-------- Supplied records --------

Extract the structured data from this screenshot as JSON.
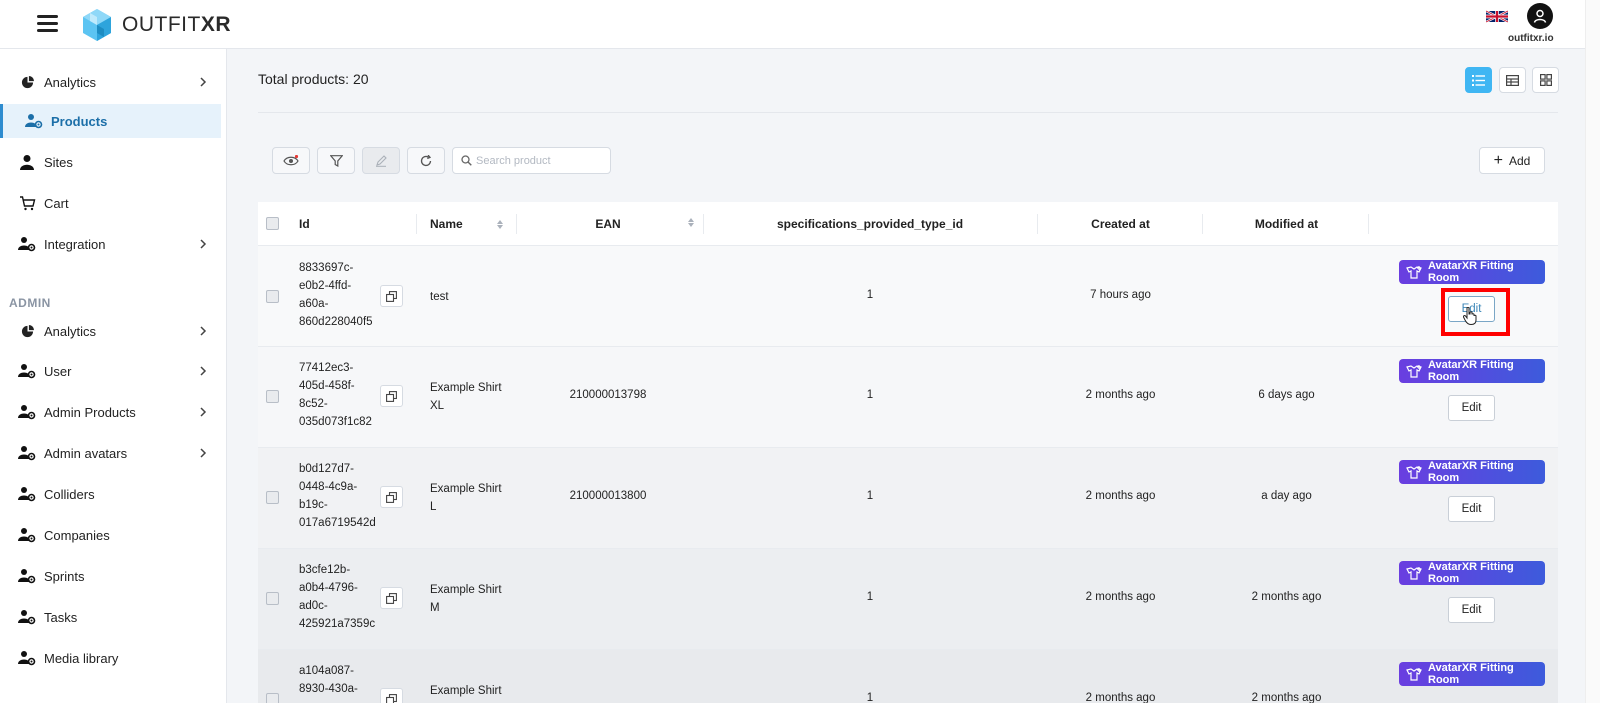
{
  "header": {
    "brand_prefix": "OUTFIT",
    "brand_suffix": "XR",
    "user_caption": "outfitxr.io",
    "language_flag": "uk-flag-icon"
  },
  "sidebar": {
    "items": [
      {
        "label": "Analytics",
        "icon": "pie-chart-icon",
        "has_chevron": true
      },
      {
        "label": "Products",
        "icon": "users-gear-icon",
        "active": true
      },
      {
        "label": "Sites",
        "icon": "user-icon"
      },
      {
        "label": "Cart",
        "icon": "cart-icon"
      },
      {
        "label": "Integration",
        "icon": "user-gear-icon",
        "has_chevron": true
      }
    ],
    "admin_label": "ADMIN",
    "admin_items": [
      {
        "label": "Analytics",
        "icon": "pie-chart-icon",
        "has_chevron": true
      },
      {
        "label": "User",
        "icon": "user-gear-icon",
        "has_chevron": true
      },
      {
        "label": "Admin Products",
        "icon": "user-gear-icon",
        "has_chevron": true
      },
      {
        "label": "Admin avatars",
        "icon": "user-gear-icon",
        "has_chevron": true
      },
      {
        "label": "Colliders",
        "icon": "user-gear-icon"
      },
      {
        "label": "Companies",
        "icon": "user-gear-icon"
      },
      {
        "label": "Sprints",
        "icon": "user-gear-icon"
      },
      {
        "label": "Tasks",
        "icon": "user-gear-icon"
      },
      {
        "label": "Media library",
        "icon": "user-gear-icon"
      }
    ]
  },
  "main": {
    "total_label": "Total products: 20",
    "search_placeholder": "Search product",
    "add_label": "Add",
    "active_view": "list"
  },
  "table": {
    "columns": {
      "id": "Id",
      "name": "Name",
      "ean": "EAN",
      "spec": "specifications_provided_type_id",
      "created": "Created at",
      "modified": "Modified at"
    },
    "fitting_room_label": "AvatarXR Fitting Room",
    "edit_label": "Edit",
    "rows": [
      {
        "id_lines": [
          "8833697c-",
          "e0b2-4ffd-",
          "a60a-",
          "860d228040f5"
        ],
        "name_lines": [
          "test"
        ],
        "ean": "",
        "spec": "1",
        "created": "7 hours ago",
        "modified": ""
      },
      {
        "id_lines": [
          "77412ec3-",
          "405d-458f-",
          "8c52-",
          "035d073f1c82"
        ],
        "name_lines": [
          "Example Shirt",
          "XL"
        ],
        "ean": "210000013798",
        "spec": "1",
        "created": "2 months ago",
        "modified": "6 days ago"
      },
      {
        "id_lines": [
          "b0d127d7-",
          "0448-4c9a-",
          "b19c-",
          "017a6719542d"
        ],
        "name_lines": [
          "Example Shirt",
          "L"
        ],
        "ean": "210000013800",
        "spec": "1",
        "created": "2 months ago",
        "modified": "a day ago"
      },
      {
        "id_lines": [
          "b3cfe12b-",
          "a0b4-4796-",
          "ad0c-",
          "425921a7359c"
        ],
        "name_lines": [
          "Example Shirt",
          "M"
        ],
        "ean": "",
        "spec": "1",
        "created": "2 months ago",
        "modified": "2 months ago"
      },
      {
        "id_lines": [
          "a104a087-",
          "8930-430a-"
        ],
        "name_lines": [
          "Example Shirt"
        ],
        "ean": "",
        "spec": "1",
        "created": "2 months ago",
        "modified": "2 months ago"
      }
    ]
  }
}
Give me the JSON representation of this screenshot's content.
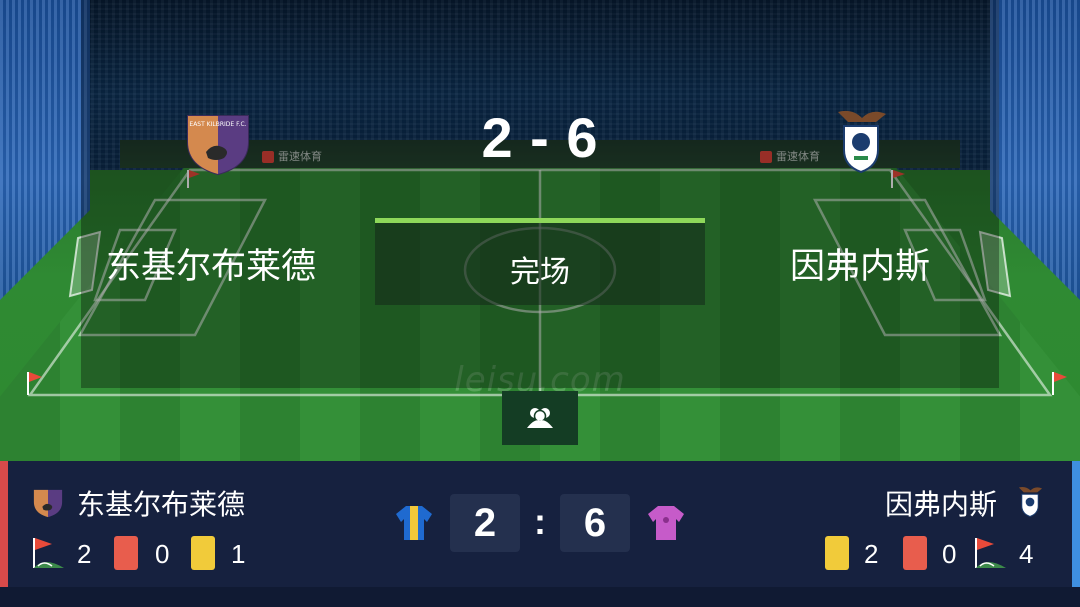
{
  "match": {
    "score_display": "2 - 6",
    "status": "完场",
    "watermark": "leisu.com",
    "sponsor_text": "雷速体育"
  },
  "home": {
    "name": "东基尔布莱德",
    "badge_text": "EAST KILBRIDE F.C.",
    "score": "2",
    "corners": "2",
    "red_cards": "0",
    "yellow_cards": "1",
    "kit_color": "#1f6ad0",
    "kit_accent": "#f2c83a"
  },
  "away": {
    "name": "因弗内斯",
    "score": "6",
    "yellow_cards": "2",
    "red_cards": "0",
    "corners": "4",
    "kit_color": "#c65bc9"
  },
  "bar": {
    "colon": ":"
  },
  "colors": {
    "status_accent": "#8ed85a",
    "red_card": "#e85d4d",
    "yellow_card": "#f1cb3a",
    "home_edge": "#d84a4a",
    "away_edge": "#3f8fe0"
  }
}
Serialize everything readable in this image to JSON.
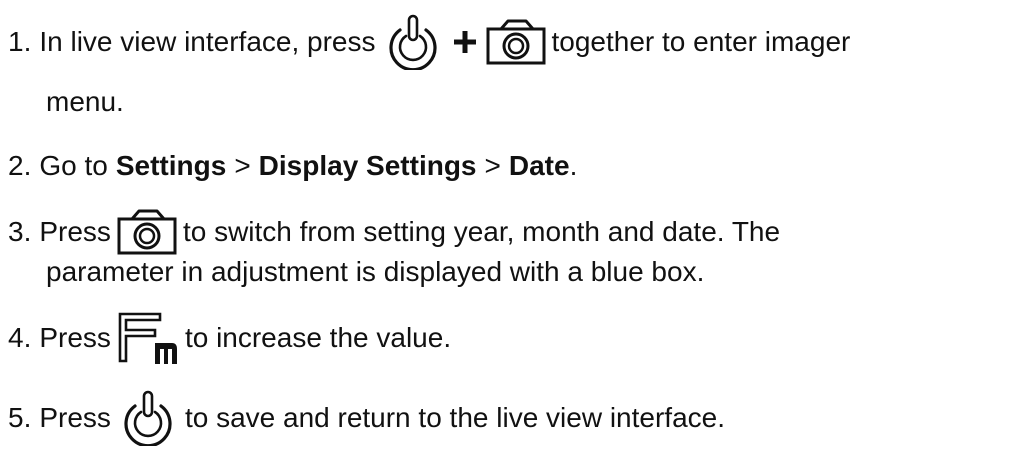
{
  "steps": [
    {
      "number": "1.",
      "text_before": "In live view interface, press",
      "text_after": "together to enter imager",
      "continuation": "menu.",
      "icons": [
        "power-button-icon",
        "plus-icon",
        "camera-button-icon"
      ]
    },
    {
      "number": "2.",
      "prefix": "Go to",
      "path": [
        "Settings",
        "Display Settings",
        "Date"
      ],
      "separator": ">",
      "suffix": "."
    },
    {
      "number": "3.",
      "text_before": "Press",
      "text_after": "to switch from setting year, month and date. The",
      "continuation": "parameter in adjustment is displayed with a blue box.",
      "icons": [
        "camera-button-icon"
      ]
    },
    {
      "number": "4.",
      "text_before": "Press",
      "text_after": "to increase the value.",
      "icons": [
        "fn-button-icon"
      ]
    },
    {
      "number": "5.",
      "text_before": "Press",
      "text_after": "to save and return to the live view interface.",
      "icons": [
        "power-button-icon"
      ]
    }
  ]
}
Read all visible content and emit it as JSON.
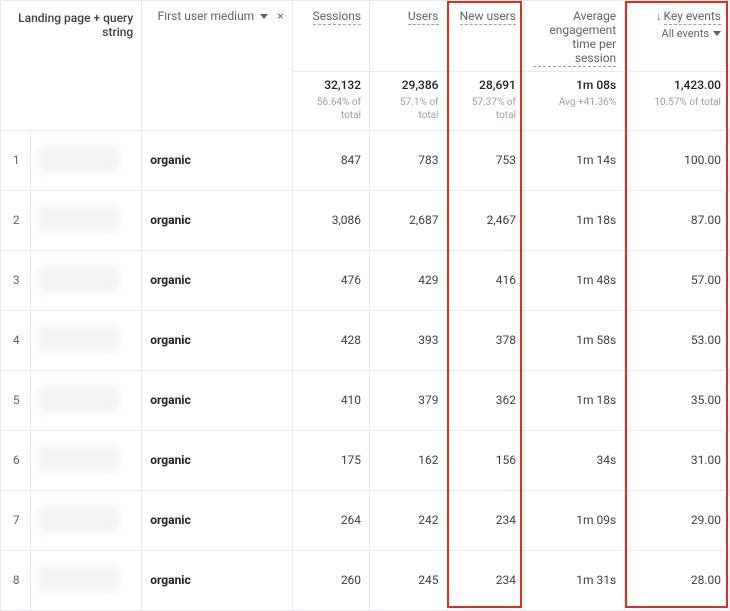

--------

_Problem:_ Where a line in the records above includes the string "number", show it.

_Exercise output:_
      "number": "1.",
      "number": "2.",
      "number": "3.",
      "number": "4.",
      "number": "5.",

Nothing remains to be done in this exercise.